History of Scuba

The History of SCUBA diving

We cannot say for certain how long human beings have been diving; primitive man would have dived in search of tools and food, and we know that pearl diving took place thousands of years ago, as we can find countless references to the pearl in the religions and mythology of cultures form the earliest times. But it was the desire to salvage valuable goods from shipwrecks that encouraged man to realise the potential advantages of SCUBA. Read on to learn more about SCUBA diving's fascinating history.

History says there is evidence that people used reeds and other basic diving aids, but the Diving Bell was undoubtedly the first real piece of diving apparatus. Da Vinci designed an air supply and buoyancy control in the 1500's, and we can find evidence of basic rebreathers in Italian manuscripts as early as 1680.

In 1771 a British engineer called John Smeaton invented the air pump, which was essentially a hose connected from a barrel to the surface, allowing air to be pumped to the diver. The following year a Frenchman by the name of Sieur Freminet invented a rebreathing device that recycled exhaled air from inside the barrel. Unfortunately, Sieur lacked a basic understanding of respiration, and died from lack of oxygen after twenty minutes of diving with his device.

1825 was a much more prosperous year in the history of diving, as English inventor William Jones designed a watertight, self-contained breathing device, consisting of weighted tanks of compressed air that formed a belt, attached to copper helmet.
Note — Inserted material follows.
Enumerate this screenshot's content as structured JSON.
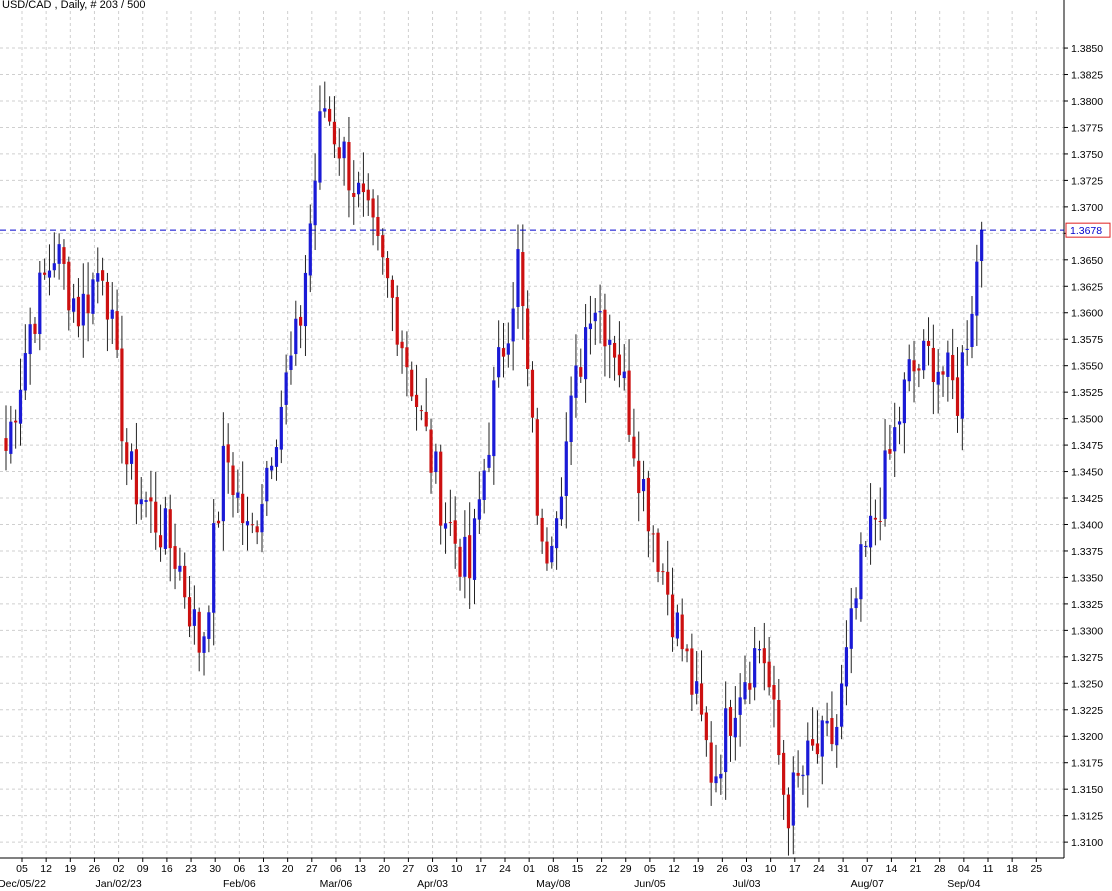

The belt held 450 psi of air, which was enough for roughly a seven minute dive. In 1876 tragedy struck again when an Englishman, Henry Fleuss, invented a closed circuit oxygen rebreather. His invention was originally designed to aid divers repair an iron door of a flooded ship's chamber and the device did its job without any complications. Fleurr then decided to use his invention for a thirty foot dive and died from the pure oxygen which is toxic to humans under pressure.

In 1926, French Navy officer Yves Le Prieur patented a diving system which sent compressed air carried in tanks to a full face-mask. Ten tears later Le Prieur formed the world's first SCUBA diving club called the "Club of Divers and Underwater Life", and by the 1930's snorkels, fins, and facemasks were commonplace. In 1943, Jacques Cousteau and Emile Gagnan designed the first "aqualung". The aqualung provided compressed air on demand and was readily available in shops by 1949.

Connie Limbaugh died in a cave-diving accident in 1960 and heralded the end of diving without professional training. The National Association of Underwater Instructors (NAUI) was formed within the year and became the first international certification agency. When asked the significance of 1966, most people will rightly tell you it was the year England won the World Cup. However, any true SCUBA diving fan will tell you it was also the year the Professional Association of Diving Instructors (PADI) was formed. PADI trained 3226 divers in its first year alone, and is probably the worlds most famous SCUBA diving organisation today.